Anthracite Range

CB Avalanche Center2015-16 Observations

Location: Kebler Pass Area
Date of Observation: 12/15/2015
Name: Evan Ross, Zach Guy
Subject: Anthracite Range
Aspect: North, East, South
Elevation: 10,000-11,500

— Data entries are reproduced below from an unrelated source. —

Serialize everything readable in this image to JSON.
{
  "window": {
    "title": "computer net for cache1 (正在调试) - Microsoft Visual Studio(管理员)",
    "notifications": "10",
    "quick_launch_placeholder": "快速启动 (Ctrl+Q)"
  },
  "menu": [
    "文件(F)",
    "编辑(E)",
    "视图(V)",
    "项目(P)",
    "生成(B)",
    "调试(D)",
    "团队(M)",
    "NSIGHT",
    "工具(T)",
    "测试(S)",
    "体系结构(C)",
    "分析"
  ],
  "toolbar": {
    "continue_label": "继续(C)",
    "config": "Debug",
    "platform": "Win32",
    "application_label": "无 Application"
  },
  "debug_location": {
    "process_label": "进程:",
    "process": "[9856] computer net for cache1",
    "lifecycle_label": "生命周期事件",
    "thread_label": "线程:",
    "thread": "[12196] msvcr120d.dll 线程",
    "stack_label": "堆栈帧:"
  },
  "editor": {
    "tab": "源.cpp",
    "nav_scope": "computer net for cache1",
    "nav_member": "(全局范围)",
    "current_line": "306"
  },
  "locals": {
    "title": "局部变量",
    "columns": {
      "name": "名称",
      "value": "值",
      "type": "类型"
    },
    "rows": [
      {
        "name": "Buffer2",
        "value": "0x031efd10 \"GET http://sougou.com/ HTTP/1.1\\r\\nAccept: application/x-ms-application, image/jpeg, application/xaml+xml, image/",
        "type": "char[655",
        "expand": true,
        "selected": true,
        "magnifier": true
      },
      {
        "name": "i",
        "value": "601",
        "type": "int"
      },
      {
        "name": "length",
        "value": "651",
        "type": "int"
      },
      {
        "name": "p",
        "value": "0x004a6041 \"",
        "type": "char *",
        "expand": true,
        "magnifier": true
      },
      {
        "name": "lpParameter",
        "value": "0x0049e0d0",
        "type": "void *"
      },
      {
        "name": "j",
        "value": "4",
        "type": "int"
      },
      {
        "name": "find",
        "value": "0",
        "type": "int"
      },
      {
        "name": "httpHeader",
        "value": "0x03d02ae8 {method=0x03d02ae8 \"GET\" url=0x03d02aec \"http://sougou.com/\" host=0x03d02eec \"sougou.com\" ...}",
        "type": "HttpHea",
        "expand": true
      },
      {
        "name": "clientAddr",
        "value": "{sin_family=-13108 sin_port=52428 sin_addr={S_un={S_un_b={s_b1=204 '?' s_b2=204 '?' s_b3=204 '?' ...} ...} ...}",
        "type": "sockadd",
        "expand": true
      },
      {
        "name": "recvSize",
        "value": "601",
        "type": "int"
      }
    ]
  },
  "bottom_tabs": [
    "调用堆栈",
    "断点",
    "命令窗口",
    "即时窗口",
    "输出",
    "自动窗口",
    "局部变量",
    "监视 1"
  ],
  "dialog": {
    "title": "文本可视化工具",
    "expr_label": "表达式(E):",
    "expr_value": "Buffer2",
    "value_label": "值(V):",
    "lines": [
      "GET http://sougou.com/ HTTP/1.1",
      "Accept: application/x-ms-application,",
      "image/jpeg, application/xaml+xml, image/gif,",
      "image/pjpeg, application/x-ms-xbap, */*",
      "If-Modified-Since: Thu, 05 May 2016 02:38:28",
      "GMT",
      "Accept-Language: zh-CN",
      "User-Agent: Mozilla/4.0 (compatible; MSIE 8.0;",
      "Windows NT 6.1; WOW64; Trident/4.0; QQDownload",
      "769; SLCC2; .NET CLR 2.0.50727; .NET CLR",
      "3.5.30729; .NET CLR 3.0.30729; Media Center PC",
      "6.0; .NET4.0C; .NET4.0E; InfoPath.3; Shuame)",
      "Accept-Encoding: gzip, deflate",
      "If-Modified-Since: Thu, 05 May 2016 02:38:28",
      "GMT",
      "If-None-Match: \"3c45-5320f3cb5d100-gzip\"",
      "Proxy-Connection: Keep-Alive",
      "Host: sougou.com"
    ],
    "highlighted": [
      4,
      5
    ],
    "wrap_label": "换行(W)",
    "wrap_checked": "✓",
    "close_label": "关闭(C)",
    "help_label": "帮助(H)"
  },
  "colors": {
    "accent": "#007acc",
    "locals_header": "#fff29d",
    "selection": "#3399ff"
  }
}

Avalanches: A few very small soft slabs that appeared to be about 4″ deep, failing within the storm snow, on a SSE near ridgeline. The crowns had started filling back in and estimations were tough. Several, small skier triggered sluffs in steep terrain.
Weather: Overcast sky. Snow showers were steady in the morning before tapering by 11am with a few short, heavy bursts in the afternoon. At ridgeline winds were westerly to northwesterly. Before noon they were light with moderate gusts, then increasing around 2:30 and becoming more steady at moderate speeds. Cold temps.
Snowpack: By 3pm, storm snow accumulations where in the 14-17″ of low density snow around 11,000ft.  Most of the accumulations came last night and early this morning.  Near ridgeline this snow was fairly evenly distributed between north, south and east, with little signs of recent loading.  A sparsely treed ridgeline in the distance  looked much more wind effected with snow being deposited on a SE-S aspect. Noticed a few isolated areas with some wind texture on the surface, but didn’t find signs of slabbiness in the new snow where we traveled. Column tests and hand pits generally crumbed away during isolation, and cracking was confined to a few inches on slopes up to 40 degrees.  Below treeline the old snow interface was generally very weak on north and east aspects. Valley winds were adding some texture to the snow surface in the late afternoon, increasing cohesion.  Found about 10″ of storm snow at 9,660 near splains Gulch at 4pm.